Vitamin B12 is a water-soluble vitamin found naturally in foods such as poultry, meat, and fish. Additionally, it is located in every cell of the human body and is required for proper red blood cell formation, cellular metabolism, energy production, DNA synthesis, and the generation and control of the DNA for neurological functions. Deficiencies of vitamin B12 can lead to weight loss, fatigue, anemia, and loss of appetite.
Vitamin B12 Deficiency
A deficiency in B12 is a medical condition prompted by low levels of the vitamin in the blood. Although most individuals include enough vitamin B12 in their diets, a deficiency can still result if the vitamin is not absorbed significantly into the blood. The body stores between two and five mg of vitamin B12. Half is stored in the liver and about one-tenth of a percent is lost on a daily basis. This creates a need for continuous supplementation. Vitamin B12 deficiency can cause the following:
Severe and permanent damage to the cardiovascular and nervous system
Ataxia, poor reflexes, and impaired sensory perception
Mania and psychosis
Mild symptoms of vitamin B12 deficiency include memory impairment, depression, and fatigue caused by low neurotransmitter levels and nerve damage.
The critical role of the thyroid is calcium balance and regulation of your metabolism. The thyroid tissues secrete two iodine-containing hormones: triiodothyronine (T3) and thyroxine (T4). Hypothyroidism happens when T3 and T4 are not produced in sufficient quantities, which in turn upsets the balance of hormones in your body. Signs and symptoms are rarely noticed at the onset of the disease, but if left untreated hypothyroidism can cause serious health problems, such as heart disease, infertility, obesity, and joint pain. Symptoms to be aware of include depression, unintentional weight gain, weakness, and constipation. Also, women over 60 are at higher risk for hypothyroidism. The good news is that tests can diagnose hypothyroidism accurately in the early stages, allowing you choose a safe and effective treatment option.
The Relationship Between Vitamin B12 and Hypothyroidism
Physicians commonly treat hypothyroidism with a prescription medication.

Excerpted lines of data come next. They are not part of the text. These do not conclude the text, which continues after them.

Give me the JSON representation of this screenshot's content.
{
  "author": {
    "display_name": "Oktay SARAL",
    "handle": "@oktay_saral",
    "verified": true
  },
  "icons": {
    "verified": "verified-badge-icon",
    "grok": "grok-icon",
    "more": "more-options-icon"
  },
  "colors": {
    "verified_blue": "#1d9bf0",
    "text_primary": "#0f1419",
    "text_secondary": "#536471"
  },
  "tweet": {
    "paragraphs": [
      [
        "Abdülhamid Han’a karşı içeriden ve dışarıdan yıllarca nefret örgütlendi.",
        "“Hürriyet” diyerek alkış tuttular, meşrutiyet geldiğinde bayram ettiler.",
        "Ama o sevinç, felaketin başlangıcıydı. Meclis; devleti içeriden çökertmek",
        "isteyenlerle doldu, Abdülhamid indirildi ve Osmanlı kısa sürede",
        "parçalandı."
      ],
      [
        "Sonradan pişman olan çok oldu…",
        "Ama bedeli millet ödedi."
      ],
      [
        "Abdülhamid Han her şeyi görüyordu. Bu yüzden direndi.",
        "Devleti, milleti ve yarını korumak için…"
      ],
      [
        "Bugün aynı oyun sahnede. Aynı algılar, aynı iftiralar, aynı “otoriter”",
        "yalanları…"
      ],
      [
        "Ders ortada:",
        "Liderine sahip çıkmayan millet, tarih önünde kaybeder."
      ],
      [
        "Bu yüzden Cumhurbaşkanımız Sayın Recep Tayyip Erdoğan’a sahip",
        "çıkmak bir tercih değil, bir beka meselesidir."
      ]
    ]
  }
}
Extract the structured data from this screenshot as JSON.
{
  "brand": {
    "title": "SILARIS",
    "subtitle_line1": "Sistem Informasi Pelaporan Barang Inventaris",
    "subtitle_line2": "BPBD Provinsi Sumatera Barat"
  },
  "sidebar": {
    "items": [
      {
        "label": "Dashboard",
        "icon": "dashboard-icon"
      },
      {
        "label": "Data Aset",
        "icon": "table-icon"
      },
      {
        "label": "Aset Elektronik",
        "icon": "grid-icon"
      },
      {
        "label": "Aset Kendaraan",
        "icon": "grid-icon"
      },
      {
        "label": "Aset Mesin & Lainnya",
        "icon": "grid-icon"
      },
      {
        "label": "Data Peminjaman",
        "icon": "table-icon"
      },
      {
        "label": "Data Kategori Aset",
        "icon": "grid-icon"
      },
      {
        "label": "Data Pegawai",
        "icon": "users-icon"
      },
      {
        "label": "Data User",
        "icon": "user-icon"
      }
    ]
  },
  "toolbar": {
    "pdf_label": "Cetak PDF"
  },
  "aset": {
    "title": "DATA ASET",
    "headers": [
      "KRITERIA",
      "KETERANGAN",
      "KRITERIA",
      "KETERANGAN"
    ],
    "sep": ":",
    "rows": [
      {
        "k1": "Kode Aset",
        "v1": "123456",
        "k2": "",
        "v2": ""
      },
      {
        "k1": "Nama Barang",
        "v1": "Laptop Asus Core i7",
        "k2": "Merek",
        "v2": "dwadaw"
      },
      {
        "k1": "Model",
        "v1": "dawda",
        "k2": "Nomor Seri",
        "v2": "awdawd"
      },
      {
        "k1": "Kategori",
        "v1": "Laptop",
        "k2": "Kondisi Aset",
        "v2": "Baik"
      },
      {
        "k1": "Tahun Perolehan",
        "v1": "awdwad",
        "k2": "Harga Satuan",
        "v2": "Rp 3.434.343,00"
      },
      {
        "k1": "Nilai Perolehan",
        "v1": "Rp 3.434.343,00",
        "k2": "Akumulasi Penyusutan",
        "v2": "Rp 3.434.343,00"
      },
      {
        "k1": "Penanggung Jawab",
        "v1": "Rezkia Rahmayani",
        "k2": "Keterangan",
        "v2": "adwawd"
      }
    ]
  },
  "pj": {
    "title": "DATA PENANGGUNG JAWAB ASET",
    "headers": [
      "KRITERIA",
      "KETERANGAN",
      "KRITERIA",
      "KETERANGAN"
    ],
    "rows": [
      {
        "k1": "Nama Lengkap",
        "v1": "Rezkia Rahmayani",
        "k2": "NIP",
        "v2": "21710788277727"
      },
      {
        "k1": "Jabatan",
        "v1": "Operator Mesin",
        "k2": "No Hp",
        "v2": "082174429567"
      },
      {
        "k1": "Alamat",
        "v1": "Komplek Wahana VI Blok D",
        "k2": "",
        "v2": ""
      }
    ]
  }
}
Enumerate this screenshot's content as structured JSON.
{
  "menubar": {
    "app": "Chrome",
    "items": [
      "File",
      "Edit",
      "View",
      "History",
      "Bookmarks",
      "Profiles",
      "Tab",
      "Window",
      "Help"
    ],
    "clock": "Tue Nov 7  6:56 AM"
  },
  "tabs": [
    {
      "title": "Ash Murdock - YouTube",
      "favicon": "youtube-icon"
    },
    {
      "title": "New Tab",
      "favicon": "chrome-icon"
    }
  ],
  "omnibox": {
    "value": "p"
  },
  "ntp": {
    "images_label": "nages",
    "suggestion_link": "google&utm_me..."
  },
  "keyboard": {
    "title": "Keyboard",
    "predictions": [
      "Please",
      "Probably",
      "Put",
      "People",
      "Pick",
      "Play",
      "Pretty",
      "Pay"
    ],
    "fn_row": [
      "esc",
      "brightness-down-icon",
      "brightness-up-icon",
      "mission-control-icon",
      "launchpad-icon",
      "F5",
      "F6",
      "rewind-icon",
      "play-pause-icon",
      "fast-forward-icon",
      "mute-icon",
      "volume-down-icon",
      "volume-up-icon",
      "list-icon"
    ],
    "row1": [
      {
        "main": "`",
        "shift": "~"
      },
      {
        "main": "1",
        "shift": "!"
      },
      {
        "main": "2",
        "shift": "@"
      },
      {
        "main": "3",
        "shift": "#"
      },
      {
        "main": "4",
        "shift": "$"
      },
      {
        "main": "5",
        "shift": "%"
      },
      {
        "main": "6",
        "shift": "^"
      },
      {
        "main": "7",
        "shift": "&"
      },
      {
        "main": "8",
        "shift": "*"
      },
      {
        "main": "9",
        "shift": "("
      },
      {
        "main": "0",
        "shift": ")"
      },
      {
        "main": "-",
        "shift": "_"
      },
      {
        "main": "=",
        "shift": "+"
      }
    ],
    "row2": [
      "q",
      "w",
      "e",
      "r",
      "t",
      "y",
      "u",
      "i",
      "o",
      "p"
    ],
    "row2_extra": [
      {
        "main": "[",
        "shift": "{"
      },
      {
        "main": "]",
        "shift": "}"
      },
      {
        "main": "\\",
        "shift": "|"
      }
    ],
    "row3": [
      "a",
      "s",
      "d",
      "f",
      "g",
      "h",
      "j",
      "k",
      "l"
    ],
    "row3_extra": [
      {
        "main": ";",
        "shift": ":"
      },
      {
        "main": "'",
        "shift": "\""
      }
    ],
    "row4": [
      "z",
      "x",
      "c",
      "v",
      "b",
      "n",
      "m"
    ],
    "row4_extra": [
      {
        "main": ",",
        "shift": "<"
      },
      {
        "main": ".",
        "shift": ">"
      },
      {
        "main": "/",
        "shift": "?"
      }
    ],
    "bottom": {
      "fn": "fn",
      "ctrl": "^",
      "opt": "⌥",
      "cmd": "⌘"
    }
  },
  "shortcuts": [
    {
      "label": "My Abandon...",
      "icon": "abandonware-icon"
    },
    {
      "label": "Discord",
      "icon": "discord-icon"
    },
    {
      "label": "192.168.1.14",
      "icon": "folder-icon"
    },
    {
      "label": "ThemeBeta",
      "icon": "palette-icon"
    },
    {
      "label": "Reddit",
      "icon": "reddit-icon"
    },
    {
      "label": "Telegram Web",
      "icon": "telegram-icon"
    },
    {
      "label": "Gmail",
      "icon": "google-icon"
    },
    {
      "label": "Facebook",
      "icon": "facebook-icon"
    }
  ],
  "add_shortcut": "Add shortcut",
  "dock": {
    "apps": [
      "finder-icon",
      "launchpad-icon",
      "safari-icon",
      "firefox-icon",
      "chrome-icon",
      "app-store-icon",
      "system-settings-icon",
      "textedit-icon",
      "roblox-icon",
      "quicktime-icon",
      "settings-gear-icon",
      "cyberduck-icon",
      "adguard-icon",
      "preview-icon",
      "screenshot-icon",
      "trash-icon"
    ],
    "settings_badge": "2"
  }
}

However, considering the relationship between vitamin B12 and hypothyroidism, other types of treatment may be recommended. For instance, your diet is a significant determinant of the absorption of vitamin B12 and your medication. Vegetarians are more inclined to experience vitamin B12 deficiency because their diet lacks foods that contain vitamin B12 and they typically consume higher amounts of soy. You should speak with your doctor if you consume larger amounts of high fiber foods or soy and have hypothyroidism.
Treating Vitamin B12 Deficiency and Hypothyroidism
Vitamin B12 deficiency exacerbates hypothyroidism. Unfortunately, both can be overlooked and challenging to diagnose. Some of the symptoms shared by both deficiencies include lethargy, depression, disturbed sleep patterns, memory impairment, and fatigue. Vitamin B12 deficiency and hypothyroidism affect the same person at the same time very frequently. The top four ways that adequate amounts of vitamin B12 are beneficial to hypothyroidism include:
1. Metabolism slows as much as 40 percent when thyroid function is low. Vitamin B12 is central to boosting the functions of thyroid hormones.
2. Vitamin B12 supplementation paired with thyroid hormone replacement or drugs can fully resolve symptoms when both deficiencies are present.
3. Improving a severe vitamin B12 deficiency is possible with daily high-dose B12 pills or weekly shots of vitamin B12. Remedying mild B12 deficiency is achievable with a standard multivitamin.
4. For vegetarians or vegans, it’s important to eat cereals, breads, or other grains fortified with vitamin B12 or take a daily supplement to make up for the lack of B12 in their diet.
Many people experiencing hypothyroidism take thyroid hormone replacement or other thyroid drugs along with vitamin B12.
Extra Vitamin B12 to Boost Your Health
Individuals with low vitamin B12 levels have elevated levels of homocysteine in their blood. High levels of homocysteine are typically found in the following conditions which Vitamin B12 is touted for its ability to help:
In addition, a combination of folic acid, vitamin B12, and vitamin B6 can help lower homocysteine levels.
The Importance of Correct Levels of Vitamin B12 for Hypothyroidism
Decreased levels of vitamin B12 are regularly associated with overall health issues while abnormally elevated levels of vitamin B12 in the blood may indicate a cancer risk. However, there is a low risk of overdose by taking vitamin B12 supplements because they are water-soluble. Because of the high prevalence of B12 deficiency in individuals with hypothyroidism, supplementing the deficiency with vitamins and foods rich in B12 can improve symptoms.
If you have been diagnosed with hypothyroidism, vitamin B12 supplements are an excellent treatment choice. To improve low levels of B12, some people take B12 supplementation in liquid or pill form or apply cream B12 directly to their body. It’s also recommended to increase your consumption of meat and dairy products because they are rich in B12.